Institutional Sources of Finance

Those seeking money to start businesses may gather funds through institutional financing. Institutional financing is not available from individual investors such as relatives and friends. Instead, institutional financing is provided through institutions. While many entrepreneurs are unable to obtain bank loans due to poor credit scores or nontraditional employment, options for institutional financing including venture capitalists, credit unions and insurance companies.

Venture Capitalists

Early-stage experts, former chief executive officers and seasoned veterans find second careers as venture capitalists--speculators who invest in innovative companies and ideas. They invest money, expertise and industry knowledge into start-ups. In doing so, they collaborate with government, nonprofit organizations and businesses to create new jobs, technologies and companies in a selected region or field. Venture capital firms may partake in additional programs, including business assistance, labs and internships, and may volunteer their services to assist early-stage companies in identifying business needs, maximizing prospects and marketing. Business students and entrepreneurs attend lab programs, which offer participants office space, user feedback, and strategies to create a business in six months or less. Undergraduate students who demonstrate high business potential may also participate in start-up internships.

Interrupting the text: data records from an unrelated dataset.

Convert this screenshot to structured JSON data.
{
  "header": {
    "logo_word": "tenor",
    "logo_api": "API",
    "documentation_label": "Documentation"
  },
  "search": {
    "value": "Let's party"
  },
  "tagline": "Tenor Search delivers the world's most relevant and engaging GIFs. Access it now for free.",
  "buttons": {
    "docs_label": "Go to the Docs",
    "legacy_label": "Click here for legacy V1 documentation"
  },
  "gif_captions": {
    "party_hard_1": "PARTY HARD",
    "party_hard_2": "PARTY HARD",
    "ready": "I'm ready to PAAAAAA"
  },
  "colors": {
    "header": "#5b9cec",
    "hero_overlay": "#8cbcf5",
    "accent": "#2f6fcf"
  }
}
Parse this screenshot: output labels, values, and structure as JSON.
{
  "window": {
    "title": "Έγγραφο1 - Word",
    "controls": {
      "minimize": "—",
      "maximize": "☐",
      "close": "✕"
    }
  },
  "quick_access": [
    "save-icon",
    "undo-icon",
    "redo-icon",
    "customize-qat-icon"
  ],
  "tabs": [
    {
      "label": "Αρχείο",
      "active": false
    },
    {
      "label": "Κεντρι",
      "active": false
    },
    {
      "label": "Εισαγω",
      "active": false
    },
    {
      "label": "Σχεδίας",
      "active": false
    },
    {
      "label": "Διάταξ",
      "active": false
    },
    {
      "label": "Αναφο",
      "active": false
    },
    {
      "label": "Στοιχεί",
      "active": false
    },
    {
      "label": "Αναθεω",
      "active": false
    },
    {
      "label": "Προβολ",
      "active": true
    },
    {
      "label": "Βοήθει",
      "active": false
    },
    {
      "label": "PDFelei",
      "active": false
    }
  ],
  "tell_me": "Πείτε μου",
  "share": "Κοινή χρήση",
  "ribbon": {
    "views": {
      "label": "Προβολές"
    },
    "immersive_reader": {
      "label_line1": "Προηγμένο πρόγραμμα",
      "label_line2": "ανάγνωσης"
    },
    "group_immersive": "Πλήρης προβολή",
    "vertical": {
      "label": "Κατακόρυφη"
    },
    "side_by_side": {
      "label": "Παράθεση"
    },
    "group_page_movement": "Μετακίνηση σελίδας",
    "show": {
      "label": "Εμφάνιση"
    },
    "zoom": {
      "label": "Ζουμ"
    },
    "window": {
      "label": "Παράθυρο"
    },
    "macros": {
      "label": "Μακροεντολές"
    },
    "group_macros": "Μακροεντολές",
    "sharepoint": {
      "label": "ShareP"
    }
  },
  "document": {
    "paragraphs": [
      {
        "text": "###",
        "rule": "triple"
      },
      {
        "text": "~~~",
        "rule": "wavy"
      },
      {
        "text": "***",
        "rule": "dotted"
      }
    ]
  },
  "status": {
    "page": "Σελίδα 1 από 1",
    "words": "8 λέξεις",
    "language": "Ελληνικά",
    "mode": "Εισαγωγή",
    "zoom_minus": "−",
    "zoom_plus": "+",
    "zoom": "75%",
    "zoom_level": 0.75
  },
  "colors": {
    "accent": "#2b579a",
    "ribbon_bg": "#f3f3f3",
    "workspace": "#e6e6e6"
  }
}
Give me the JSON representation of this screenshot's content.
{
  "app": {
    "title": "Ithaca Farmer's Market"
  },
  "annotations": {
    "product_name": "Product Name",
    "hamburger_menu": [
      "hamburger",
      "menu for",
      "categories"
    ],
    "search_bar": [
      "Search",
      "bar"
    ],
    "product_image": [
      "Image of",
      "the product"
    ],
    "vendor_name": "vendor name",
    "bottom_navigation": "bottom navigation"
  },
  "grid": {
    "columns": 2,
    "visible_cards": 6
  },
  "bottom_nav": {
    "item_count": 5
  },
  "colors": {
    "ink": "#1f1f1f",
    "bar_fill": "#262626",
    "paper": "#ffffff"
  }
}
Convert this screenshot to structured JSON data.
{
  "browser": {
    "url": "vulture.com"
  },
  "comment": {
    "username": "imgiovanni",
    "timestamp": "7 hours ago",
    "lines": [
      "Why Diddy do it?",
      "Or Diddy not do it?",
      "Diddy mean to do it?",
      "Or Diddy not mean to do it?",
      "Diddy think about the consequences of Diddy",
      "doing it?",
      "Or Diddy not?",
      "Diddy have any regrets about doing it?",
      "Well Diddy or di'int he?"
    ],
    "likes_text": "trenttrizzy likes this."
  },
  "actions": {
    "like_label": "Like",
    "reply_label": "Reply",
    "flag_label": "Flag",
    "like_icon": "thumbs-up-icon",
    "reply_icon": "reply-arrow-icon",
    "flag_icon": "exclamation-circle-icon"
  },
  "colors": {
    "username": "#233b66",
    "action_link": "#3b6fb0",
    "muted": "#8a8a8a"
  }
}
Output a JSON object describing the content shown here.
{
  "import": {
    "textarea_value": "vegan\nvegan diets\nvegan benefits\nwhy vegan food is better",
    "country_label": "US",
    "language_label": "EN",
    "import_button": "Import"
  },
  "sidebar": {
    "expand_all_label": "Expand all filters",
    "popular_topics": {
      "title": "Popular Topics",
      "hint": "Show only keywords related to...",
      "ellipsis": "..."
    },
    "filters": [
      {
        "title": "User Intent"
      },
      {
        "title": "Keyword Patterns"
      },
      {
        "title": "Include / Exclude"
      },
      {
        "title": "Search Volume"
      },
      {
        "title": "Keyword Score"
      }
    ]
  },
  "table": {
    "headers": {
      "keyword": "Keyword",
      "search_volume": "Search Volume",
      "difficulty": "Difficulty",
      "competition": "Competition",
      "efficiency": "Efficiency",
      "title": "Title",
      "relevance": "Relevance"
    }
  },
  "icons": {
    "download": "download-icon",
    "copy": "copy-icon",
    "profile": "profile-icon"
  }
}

Credit Unions

Credit unions are cooperative financial institutions that is controlled and operated by its members. The mission of credit unions is to promote thrift while providing financial services at affordable rates. These nonprofit institutions issue loans for mortgages, education, vehicles and personal needs. Lower interest rates and reduced fees for members result in fewer penalties for late payments and overdrafting.

Insurance Companies

Another institutional source of finance is life insurance policies. The death benefit, which provides families with cash upon the issuer's death, is a flexible financial product, as well. The cash accumulated in policies is tax-deferred, meaning that it accrues interest without being taxed until the aid is withdrawn. Policy holders "may borrow up to the amount of the accumulated cash value through one or more loans," according to New York Life Insurance. The loan, consequently, accrues interest and decreases the death benefit. Loan recipients must pay the loan back in order for their beneficiaries to receive the insurance policy amount in full.